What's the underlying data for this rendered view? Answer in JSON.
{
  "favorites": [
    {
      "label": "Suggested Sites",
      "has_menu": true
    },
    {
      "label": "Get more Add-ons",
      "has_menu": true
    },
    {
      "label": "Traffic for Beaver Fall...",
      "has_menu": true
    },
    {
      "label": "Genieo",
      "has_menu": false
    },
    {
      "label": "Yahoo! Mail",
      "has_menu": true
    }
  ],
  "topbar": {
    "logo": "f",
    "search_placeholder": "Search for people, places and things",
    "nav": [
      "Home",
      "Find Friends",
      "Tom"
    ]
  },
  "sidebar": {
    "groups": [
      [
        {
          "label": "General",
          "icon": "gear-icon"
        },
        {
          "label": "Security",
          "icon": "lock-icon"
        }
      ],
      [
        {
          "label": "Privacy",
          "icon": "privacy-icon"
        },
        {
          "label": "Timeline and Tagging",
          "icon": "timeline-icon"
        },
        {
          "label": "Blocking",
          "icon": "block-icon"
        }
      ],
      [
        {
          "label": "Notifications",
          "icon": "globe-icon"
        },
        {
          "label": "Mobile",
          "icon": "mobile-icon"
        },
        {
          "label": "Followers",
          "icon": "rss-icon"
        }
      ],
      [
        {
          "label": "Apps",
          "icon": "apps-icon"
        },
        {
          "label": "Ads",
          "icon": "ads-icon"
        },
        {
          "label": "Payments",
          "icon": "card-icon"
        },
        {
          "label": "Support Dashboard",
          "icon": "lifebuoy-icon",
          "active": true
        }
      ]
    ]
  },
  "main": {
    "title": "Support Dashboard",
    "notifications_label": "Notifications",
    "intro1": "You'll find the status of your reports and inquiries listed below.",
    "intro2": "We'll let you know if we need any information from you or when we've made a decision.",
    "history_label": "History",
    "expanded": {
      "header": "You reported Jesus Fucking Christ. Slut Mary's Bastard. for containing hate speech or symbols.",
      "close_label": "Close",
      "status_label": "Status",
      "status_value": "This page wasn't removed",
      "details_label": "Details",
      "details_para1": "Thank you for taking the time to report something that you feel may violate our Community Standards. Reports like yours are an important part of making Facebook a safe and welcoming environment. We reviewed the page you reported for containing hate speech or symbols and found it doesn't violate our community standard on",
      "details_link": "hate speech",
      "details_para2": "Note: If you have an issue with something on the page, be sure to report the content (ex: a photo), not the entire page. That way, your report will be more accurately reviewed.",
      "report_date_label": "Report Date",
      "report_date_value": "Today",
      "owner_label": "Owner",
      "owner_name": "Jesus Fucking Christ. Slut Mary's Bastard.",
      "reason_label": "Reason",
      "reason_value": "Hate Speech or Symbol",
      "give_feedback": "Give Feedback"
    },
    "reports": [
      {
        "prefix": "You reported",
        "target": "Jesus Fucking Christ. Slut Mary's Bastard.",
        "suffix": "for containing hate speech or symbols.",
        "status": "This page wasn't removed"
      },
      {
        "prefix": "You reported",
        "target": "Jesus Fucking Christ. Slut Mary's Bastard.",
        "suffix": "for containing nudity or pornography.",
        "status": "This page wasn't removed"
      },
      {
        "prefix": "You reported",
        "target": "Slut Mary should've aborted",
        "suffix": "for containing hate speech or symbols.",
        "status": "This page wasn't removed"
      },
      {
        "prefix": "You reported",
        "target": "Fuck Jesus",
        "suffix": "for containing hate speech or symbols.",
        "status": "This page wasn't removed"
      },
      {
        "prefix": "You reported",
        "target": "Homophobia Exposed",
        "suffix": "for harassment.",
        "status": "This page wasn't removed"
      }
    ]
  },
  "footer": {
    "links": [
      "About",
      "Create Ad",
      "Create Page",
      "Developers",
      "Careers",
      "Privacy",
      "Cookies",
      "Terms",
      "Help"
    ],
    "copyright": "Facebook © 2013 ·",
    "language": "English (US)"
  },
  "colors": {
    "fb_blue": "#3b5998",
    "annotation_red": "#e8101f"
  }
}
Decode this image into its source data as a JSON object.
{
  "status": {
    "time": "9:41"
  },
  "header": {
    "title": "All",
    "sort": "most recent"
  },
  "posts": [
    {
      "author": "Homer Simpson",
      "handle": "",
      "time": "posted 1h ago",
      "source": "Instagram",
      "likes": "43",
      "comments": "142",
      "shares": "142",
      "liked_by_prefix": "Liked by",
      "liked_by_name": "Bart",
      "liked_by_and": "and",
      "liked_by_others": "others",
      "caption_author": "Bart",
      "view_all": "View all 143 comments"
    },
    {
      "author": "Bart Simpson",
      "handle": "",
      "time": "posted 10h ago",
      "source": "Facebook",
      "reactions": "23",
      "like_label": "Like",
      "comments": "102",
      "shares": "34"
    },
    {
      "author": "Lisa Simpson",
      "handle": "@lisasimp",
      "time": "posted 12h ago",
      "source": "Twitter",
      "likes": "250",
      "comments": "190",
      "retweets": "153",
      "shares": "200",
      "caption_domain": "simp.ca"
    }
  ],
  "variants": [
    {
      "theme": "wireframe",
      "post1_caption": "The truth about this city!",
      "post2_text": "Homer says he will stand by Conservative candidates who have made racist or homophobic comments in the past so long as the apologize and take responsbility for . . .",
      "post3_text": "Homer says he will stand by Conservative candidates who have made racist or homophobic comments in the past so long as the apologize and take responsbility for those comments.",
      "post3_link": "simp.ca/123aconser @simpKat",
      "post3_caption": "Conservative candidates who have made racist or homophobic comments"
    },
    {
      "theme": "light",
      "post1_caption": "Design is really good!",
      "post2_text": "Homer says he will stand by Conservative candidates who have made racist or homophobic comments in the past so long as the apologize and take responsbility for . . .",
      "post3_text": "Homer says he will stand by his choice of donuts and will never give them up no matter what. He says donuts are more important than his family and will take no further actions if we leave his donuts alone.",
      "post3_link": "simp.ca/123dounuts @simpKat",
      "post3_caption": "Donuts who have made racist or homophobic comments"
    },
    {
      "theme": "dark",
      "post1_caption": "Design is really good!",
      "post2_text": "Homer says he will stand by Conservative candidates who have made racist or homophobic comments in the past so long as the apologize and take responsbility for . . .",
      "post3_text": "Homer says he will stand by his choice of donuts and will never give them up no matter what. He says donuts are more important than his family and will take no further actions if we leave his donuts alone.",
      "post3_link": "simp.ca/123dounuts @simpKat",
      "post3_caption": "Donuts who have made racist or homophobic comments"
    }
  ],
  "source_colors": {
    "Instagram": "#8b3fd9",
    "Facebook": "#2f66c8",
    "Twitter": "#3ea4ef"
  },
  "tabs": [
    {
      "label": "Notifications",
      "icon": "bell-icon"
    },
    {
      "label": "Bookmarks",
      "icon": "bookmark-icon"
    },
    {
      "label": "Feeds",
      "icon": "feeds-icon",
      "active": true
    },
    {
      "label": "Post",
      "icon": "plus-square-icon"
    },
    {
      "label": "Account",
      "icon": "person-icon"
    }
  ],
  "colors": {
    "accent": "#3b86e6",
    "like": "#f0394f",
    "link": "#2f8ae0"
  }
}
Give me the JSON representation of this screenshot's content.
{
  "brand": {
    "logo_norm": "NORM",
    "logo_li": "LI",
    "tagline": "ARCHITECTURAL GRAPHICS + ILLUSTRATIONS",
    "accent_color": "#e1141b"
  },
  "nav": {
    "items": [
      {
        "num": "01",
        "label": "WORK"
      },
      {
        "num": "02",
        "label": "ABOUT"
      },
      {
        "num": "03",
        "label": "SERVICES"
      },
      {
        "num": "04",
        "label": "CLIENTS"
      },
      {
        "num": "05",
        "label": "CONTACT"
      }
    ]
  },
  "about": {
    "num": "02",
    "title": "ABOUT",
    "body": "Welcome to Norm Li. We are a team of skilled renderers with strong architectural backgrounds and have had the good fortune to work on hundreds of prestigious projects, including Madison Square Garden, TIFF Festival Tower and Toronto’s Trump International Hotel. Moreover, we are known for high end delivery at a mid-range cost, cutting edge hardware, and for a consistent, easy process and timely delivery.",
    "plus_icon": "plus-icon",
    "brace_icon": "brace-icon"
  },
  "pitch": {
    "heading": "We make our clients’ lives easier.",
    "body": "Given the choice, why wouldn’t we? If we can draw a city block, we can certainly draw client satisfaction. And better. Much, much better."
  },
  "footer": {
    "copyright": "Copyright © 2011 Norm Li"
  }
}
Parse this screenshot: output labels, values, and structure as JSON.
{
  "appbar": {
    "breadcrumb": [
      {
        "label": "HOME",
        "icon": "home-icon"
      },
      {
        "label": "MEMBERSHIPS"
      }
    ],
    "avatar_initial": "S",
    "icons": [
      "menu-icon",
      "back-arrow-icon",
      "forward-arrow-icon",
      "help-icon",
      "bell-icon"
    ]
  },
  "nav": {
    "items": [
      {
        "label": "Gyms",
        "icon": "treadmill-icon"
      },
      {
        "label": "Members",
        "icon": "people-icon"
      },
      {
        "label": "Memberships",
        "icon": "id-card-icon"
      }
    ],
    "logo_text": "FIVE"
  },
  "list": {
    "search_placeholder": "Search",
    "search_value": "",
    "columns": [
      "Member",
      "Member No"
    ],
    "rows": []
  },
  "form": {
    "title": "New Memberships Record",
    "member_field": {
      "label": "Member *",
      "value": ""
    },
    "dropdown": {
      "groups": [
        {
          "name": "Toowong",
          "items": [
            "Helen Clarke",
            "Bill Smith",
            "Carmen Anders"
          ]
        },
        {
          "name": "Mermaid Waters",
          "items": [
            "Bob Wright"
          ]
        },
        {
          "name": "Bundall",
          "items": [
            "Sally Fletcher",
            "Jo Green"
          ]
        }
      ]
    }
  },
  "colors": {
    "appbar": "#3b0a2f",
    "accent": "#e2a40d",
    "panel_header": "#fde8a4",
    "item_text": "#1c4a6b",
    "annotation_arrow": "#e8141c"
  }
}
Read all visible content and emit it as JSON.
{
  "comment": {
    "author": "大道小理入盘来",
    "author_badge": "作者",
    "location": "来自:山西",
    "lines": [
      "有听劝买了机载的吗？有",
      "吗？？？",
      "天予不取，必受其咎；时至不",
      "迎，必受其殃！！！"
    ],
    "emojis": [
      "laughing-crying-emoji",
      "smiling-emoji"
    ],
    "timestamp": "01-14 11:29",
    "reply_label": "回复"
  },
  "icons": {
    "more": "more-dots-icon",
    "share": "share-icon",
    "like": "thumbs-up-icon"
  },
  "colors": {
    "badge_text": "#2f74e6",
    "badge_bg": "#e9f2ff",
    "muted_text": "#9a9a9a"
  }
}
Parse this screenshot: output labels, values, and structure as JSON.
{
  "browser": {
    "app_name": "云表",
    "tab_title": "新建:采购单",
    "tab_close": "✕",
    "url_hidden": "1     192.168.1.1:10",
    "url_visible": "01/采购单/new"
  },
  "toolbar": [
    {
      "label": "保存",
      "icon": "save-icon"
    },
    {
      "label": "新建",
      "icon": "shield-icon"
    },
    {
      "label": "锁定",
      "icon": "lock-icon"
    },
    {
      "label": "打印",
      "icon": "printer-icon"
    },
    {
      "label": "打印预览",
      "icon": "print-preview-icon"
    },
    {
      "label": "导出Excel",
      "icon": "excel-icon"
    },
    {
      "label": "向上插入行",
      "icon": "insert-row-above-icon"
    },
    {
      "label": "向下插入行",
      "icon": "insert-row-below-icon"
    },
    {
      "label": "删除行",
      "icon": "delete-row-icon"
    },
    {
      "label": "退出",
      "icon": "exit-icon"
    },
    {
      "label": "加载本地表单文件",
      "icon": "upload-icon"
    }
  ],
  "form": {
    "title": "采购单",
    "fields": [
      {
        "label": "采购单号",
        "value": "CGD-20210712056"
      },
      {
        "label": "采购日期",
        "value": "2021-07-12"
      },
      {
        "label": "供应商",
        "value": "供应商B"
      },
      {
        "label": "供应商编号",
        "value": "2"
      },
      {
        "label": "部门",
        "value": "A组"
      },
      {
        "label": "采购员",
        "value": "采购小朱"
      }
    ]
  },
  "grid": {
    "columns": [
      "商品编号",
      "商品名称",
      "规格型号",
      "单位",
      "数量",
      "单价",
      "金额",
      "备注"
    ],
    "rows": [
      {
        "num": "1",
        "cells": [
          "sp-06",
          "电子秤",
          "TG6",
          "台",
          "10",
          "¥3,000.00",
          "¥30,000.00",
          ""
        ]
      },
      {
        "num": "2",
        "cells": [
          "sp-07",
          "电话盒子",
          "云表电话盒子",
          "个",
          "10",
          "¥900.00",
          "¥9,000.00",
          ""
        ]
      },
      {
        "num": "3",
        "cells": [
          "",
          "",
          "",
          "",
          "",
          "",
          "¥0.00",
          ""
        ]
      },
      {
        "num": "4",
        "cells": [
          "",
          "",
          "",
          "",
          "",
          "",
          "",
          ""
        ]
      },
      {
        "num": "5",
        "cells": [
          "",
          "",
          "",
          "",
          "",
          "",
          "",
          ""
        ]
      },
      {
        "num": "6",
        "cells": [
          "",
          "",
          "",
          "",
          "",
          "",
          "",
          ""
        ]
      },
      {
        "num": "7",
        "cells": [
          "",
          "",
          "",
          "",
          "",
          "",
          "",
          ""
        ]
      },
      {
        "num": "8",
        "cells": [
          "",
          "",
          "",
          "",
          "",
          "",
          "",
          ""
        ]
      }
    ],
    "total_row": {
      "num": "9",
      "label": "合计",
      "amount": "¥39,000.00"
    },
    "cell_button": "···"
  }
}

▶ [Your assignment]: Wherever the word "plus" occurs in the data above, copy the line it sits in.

▶ [Solution to this task]:
      "icon": "plus-square-icon"
    "plus_icon": "plus-icon",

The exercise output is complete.